- _ASSIGNMENT_:
When you find the word "phone" in a line of the entries, please copy the whole line.

DATA SUPPLIED section start

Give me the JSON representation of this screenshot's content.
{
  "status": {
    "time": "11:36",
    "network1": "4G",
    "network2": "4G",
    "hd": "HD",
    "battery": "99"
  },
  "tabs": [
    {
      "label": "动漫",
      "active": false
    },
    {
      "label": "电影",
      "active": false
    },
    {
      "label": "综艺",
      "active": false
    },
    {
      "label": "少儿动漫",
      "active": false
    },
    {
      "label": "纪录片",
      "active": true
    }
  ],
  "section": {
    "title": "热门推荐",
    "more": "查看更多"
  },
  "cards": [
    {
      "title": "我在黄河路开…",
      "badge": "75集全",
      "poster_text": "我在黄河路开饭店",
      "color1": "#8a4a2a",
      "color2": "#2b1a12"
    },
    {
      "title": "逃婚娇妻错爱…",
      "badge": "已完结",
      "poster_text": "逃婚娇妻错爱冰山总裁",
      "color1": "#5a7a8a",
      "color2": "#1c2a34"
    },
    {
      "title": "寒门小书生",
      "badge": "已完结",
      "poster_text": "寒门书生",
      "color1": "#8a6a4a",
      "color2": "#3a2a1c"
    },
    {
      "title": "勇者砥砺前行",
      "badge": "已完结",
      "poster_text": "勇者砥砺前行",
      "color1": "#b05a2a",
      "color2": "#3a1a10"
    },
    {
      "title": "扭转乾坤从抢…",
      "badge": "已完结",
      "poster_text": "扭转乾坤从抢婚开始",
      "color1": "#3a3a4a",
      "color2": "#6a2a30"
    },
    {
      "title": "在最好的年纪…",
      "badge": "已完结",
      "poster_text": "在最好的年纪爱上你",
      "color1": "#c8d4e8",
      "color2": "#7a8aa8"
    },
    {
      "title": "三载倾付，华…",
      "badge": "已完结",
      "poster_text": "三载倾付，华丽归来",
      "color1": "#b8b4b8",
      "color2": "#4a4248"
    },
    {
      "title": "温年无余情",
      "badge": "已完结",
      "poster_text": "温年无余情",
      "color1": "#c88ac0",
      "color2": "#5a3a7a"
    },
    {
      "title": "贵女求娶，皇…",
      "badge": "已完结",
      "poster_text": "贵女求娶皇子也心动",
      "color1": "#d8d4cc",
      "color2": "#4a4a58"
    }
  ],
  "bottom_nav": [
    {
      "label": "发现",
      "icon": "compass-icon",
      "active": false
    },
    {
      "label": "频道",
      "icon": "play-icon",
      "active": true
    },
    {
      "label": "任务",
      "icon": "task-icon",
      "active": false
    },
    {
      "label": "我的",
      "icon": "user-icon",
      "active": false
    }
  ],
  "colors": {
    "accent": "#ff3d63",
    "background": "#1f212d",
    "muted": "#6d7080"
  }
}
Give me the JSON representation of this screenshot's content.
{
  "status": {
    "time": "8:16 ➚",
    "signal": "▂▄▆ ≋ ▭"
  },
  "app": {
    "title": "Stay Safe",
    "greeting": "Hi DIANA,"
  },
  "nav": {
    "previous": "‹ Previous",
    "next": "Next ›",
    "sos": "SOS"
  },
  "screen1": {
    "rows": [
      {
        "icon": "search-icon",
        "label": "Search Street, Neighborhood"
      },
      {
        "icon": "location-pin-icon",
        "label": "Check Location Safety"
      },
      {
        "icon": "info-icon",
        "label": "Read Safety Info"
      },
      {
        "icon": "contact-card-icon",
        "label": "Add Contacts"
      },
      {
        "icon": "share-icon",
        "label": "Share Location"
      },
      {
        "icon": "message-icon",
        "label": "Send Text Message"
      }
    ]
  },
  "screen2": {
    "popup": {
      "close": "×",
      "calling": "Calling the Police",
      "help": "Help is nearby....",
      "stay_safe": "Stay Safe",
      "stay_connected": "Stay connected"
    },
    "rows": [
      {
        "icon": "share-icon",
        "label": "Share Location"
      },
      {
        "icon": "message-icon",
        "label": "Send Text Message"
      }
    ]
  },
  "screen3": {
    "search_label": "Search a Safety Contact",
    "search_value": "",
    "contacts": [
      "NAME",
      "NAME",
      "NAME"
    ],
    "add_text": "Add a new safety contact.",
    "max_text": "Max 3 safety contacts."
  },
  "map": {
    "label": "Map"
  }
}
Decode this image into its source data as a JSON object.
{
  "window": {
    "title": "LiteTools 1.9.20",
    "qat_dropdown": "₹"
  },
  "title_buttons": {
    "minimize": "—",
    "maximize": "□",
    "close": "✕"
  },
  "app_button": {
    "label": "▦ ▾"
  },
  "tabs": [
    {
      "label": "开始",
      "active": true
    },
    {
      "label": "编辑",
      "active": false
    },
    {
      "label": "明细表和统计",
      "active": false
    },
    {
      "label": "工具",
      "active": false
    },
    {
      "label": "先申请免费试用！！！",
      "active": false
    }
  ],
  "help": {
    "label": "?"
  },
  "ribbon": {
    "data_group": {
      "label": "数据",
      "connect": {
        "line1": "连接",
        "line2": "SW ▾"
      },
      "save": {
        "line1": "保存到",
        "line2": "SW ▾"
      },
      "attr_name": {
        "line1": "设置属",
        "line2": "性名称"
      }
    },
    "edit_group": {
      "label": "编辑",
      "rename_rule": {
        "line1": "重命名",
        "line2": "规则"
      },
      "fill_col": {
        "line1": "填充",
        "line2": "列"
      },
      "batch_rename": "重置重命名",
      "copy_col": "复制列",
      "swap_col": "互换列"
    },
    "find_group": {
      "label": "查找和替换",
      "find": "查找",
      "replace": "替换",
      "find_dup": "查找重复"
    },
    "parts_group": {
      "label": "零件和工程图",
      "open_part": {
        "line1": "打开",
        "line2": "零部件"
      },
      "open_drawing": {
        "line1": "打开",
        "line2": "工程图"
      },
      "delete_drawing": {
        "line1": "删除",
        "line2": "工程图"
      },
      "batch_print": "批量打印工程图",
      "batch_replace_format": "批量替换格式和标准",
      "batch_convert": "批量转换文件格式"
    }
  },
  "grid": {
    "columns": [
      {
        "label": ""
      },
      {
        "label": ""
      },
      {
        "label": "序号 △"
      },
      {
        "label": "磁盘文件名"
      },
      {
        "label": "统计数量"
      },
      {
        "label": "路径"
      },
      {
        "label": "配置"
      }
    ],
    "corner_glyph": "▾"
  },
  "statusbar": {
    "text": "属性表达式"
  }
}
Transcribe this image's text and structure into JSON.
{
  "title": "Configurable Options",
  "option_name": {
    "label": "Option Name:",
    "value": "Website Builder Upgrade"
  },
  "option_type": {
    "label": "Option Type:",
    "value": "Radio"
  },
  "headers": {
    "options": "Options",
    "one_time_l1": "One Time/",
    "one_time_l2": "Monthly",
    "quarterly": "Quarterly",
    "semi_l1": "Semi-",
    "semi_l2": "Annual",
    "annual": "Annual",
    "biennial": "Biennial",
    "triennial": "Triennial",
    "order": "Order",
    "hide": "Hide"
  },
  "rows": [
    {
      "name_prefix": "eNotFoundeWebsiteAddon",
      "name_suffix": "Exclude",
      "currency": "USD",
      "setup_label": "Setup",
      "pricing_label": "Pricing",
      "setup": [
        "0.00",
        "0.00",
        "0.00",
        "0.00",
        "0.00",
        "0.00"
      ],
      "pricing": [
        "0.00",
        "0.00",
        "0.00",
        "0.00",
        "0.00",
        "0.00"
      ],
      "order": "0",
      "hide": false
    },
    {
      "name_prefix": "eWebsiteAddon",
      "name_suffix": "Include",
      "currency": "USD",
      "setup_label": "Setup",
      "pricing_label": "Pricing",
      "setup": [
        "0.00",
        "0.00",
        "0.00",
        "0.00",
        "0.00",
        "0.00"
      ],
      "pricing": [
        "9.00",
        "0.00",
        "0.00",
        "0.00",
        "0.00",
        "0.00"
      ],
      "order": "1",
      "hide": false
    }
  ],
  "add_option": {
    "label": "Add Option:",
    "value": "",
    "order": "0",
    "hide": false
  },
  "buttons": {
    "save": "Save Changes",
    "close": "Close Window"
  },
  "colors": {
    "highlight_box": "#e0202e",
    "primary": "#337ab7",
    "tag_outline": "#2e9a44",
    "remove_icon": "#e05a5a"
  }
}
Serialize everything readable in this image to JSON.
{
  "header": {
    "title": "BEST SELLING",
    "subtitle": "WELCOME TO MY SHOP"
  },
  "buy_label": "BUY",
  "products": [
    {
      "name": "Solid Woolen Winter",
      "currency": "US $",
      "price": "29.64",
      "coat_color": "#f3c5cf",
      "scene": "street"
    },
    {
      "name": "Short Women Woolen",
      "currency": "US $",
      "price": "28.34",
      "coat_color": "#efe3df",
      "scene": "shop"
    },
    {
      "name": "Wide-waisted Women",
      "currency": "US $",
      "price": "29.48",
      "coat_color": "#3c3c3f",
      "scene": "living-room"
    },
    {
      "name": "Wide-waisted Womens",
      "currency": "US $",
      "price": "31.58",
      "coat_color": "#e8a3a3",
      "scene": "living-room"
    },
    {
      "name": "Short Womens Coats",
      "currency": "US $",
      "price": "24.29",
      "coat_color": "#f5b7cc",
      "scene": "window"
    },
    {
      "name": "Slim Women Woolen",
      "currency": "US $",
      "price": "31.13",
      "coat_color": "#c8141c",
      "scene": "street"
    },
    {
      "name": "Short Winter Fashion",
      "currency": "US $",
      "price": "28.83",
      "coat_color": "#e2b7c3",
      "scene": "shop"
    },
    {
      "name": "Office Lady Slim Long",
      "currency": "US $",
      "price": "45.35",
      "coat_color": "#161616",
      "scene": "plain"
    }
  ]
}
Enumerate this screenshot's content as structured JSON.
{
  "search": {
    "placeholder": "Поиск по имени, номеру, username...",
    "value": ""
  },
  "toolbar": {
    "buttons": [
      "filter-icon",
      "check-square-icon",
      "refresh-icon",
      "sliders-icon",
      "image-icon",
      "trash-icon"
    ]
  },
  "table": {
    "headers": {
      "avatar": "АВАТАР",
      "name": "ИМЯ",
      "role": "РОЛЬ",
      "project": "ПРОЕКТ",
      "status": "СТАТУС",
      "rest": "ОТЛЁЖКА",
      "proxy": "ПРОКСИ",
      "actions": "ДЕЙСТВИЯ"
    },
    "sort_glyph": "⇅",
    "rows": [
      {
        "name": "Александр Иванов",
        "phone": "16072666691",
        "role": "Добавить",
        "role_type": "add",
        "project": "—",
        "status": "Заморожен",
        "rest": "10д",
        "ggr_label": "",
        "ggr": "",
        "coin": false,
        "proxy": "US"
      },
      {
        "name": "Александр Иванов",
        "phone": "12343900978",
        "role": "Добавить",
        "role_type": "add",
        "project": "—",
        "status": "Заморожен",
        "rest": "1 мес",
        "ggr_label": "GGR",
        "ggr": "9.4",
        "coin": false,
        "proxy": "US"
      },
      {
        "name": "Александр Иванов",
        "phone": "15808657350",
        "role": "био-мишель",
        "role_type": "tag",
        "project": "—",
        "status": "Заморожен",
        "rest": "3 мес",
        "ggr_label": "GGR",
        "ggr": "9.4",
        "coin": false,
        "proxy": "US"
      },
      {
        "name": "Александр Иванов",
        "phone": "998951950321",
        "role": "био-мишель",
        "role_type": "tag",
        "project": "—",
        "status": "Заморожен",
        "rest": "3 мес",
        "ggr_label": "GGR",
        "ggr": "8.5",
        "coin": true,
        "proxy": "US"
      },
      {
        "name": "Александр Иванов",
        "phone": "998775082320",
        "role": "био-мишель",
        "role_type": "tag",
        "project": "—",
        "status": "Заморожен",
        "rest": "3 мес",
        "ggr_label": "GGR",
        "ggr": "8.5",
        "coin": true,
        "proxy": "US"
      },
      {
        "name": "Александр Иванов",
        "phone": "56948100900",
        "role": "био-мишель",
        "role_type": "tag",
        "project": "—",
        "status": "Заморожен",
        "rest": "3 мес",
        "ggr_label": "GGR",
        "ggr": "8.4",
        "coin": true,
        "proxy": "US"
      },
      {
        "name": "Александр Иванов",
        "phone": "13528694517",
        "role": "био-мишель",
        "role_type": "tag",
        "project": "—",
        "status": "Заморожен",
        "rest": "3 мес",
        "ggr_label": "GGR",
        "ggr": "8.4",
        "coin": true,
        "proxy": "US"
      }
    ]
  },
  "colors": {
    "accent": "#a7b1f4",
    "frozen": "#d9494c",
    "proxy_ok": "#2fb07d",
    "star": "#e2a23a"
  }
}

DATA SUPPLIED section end

- _SOLUTION FOR THIS EXERCISE_:
        "phone": "16072666691",
        "phone": "12343900978",
        "phone": "15808657350",
        "phone": "998951950321",
        "phone": "998775082320",
        "phone": "56948100900",
        "phone": "13528694517",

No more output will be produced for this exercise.